A young Jack Nicholson has only a small part.as Farb's masochistic patient, Wilbur Force. Later, however, as the actor's career began to take off, he was prominently featured on the home-video releases to help generate interest in the film.
Charles B. Griffith stood off-screen providing the voice of Audrey Junior as a reference for the actors. The voice of the plant was supposed to be dubbed in by another actor in post-production, but Griffith's vocalization of the plant got laughs--and director Roger Corman was notoriously cheap--so his voice remained in the final print of the film.
Charles B. Griffith put several of his relatives in the film; Myrtle Vail--"Grandmother" Myrt --for example, is actually his grandmother, and the hobo who Dr. Farb tortures in his office is Griffith's father. He also placed several of his relatives in crowd scenes. The bums in the background of the street shots on Skid Row are real transients, however, and were filmed in the actual skid row area of Los Angeles.

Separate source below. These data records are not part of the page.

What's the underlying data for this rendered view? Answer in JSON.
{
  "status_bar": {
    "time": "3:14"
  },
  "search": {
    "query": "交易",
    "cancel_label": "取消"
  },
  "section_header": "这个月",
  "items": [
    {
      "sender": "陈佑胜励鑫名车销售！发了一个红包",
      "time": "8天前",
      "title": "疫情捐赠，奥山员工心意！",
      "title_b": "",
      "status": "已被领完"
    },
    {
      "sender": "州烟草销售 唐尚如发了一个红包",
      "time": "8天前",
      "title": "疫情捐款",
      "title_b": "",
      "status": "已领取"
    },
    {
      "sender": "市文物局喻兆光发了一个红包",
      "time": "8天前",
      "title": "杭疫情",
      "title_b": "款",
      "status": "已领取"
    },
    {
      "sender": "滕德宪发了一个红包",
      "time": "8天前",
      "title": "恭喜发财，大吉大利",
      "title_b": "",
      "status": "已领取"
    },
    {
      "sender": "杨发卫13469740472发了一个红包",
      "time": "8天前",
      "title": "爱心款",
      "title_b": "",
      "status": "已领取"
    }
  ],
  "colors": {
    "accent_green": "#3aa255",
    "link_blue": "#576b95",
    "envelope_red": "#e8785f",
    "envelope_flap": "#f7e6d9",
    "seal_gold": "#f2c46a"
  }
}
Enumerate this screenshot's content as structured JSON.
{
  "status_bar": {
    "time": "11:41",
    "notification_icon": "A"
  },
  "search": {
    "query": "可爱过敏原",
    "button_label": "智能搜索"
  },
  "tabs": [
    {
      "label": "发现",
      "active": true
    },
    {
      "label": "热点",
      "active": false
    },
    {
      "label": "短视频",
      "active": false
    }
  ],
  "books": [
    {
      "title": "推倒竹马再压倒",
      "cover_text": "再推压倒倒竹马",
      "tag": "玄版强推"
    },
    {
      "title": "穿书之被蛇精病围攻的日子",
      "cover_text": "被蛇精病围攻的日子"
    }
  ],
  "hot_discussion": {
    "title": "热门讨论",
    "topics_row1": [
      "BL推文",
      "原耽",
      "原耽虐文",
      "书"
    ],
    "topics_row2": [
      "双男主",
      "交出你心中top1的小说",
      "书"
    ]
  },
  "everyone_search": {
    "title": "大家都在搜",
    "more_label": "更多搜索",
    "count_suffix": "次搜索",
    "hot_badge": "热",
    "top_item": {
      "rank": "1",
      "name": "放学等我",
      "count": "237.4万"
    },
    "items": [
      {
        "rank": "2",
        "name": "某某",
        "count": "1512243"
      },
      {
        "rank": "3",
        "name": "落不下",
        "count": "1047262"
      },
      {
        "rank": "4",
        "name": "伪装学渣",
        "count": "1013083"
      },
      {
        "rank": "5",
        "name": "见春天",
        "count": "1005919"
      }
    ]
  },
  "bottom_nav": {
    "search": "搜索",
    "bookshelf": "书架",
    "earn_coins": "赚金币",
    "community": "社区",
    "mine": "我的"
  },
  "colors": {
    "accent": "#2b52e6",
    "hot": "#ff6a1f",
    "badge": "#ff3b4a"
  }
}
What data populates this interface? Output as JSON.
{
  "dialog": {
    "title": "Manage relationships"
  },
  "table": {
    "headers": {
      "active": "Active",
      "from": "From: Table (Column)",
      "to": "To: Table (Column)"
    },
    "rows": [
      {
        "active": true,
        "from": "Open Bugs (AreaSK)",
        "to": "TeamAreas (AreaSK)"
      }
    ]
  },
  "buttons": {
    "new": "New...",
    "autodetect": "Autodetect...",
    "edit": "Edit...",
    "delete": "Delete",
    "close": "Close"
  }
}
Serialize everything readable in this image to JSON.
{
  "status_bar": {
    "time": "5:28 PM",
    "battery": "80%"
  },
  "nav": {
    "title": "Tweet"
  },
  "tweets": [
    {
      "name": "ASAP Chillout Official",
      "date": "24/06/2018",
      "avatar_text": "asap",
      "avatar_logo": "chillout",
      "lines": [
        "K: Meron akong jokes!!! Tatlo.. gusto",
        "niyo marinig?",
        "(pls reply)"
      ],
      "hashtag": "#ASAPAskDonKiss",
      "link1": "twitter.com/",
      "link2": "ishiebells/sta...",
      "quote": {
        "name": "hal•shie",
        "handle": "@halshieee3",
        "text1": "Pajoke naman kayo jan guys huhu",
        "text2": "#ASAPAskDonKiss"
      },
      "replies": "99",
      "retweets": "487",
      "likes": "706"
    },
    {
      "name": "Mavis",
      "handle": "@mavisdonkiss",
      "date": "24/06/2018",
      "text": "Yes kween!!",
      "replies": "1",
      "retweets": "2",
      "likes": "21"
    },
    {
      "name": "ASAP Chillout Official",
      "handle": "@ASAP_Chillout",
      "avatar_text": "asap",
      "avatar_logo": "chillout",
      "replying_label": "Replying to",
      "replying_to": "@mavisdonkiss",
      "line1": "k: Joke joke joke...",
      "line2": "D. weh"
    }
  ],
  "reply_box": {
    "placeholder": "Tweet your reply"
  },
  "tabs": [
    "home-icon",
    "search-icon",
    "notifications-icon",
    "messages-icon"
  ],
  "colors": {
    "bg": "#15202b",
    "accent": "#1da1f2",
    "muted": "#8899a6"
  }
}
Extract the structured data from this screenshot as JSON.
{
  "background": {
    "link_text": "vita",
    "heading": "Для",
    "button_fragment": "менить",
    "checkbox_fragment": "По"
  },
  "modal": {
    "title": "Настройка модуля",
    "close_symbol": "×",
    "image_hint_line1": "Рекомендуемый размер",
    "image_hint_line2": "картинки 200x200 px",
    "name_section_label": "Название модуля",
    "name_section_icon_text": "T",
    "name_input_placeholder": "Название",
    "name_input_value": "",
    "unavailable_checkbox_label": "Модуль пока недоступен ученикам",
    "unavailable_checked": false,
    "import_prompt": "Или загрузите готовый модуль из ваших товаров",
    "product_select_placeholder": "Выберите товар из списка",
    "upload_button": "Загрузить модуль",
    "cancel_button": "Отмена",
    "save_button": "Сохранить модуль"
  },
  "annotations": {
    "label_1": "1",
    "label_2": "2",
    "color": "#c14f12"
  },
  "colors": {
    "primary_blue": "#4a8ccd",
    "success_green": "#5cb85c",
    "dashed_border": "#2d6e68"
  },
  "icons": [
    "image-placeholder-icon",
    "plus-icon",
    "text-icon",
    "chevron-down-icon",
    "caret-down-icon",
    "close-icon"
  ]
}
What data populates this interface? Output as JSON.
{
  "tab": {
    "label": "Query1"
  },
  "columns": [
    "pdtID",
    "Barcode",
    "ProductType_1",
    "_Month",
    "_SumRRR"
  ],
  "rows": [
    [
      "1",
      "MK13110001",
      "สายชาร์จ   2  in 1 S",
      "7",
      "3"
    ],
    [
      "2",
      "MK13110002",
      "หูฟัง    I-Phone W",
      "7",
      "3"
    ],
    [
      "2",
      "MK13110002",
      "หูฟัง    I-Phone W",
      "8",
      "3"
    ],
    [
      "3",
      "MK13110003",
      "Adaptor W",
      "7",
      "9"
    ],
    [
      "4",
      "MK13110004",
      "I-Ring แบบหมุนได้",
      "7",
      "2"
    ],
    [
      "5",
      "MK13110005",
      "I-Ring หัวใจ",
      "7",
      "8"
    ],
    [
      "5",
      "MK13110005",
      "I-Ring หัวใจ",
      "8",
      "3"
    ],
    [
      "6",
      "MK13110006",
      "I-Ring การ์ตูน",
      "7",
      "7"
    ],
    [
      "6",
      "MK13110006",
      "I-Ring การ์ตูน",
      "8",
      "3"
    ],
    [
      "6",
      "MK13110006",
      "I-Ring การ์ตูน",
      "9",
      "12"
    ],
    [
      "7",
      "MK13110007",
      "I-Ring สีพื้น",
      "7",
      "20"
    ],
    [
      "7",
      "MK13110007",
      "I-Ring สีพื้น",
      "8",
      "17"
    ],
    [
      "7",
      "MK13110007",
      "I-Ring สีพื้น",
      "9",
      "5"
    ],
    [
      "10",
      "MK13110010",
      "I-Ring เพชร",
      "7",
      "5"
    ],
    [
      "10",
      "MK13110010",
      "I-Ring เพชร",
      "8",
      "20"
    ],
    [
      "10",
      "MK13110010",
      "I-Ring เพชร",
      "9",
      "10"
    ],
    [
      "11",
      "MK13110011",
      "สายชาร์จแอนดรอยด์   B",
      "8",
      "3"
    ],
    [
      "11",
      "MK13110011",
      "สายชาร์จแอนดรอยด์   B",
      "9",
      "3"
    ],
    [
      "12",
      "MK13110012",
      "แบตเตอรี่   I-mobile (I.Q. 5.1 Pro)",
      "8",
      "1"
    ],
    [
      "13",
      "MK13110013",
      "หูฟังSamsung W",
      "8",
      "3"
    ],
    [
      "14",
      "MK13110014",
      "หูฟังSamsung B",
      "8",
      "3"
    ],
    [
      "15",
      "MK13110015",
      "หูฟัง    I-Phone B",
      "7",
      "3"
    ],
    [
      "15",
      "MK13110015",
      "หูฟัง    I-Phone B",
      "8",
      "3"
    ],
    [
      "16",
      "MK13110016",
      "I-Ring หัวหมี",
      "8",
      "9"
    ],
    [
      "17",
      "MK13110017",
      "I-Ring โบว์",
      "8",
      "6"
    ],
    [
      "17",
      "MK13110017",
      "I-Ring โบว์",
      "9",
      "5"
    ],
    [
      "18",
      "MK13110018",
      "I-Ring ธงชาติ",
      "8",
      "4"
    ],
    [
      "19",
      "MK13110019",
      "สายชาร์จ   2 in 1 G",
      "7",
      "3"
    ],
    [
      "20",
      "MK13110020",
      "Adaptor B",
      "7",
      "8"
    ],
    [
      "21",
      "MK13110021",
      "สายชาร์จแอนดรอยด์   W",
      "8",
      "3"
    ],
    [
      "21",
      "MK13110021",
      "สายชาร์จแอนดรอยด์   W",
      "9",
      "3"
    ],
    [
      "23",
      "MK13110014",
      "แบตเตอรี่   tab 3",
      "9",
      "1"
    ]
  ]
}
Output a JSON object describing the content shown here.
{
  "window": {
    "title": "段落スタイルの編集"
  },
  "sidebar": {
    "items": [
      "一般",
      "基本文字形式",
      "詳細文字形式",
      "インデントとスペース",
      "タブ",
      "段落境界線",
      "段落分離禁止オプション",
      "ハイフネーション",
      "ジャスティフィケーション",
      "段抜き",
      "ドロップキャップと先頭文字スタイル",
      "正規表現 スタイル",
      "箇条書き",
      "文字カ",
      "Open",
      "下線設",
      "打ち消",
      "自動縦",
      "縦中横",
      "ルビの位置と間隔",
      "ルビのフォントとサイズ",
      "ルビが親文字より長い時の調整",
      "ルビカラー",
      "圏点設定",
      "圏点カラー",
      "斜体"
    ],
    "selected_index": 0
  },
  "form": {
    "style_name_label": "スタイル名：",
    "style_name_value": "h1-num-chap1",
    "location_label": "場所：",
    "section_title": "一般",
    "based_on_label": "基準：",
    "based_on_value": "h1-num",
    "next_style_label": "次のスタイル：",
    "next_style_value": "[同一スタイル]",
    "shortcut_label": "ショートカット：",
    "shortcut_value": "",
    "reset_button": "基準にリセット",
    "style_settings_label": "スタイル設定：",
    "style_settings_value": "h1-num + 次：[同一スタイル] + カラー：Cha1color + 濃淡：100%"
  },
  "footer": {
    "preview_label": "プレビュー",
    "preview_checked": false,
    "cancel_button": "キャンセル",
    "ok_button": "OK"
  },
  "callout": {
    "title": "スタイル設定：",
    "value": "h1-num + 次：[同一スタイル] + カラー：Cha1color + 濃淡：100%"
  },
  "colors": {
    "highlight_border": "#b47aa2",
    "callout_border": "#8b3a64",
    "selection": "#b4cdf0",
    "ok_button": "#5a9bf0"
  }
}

Charles B. Griffith not only wrote most of the screenplay, he also stars--uncredited--as several characters, among them: the screaming dental patient who runs out of Dr. Farb's office, the burglar who breaks into the flower shop, and even the voice of Audrey Jr.
The manager of Producer's Studio informed Roger Corman that a large office set had been constructed for a production that was about to wrap. Corman arranged to use the standing set, redressed, as the main set of this film.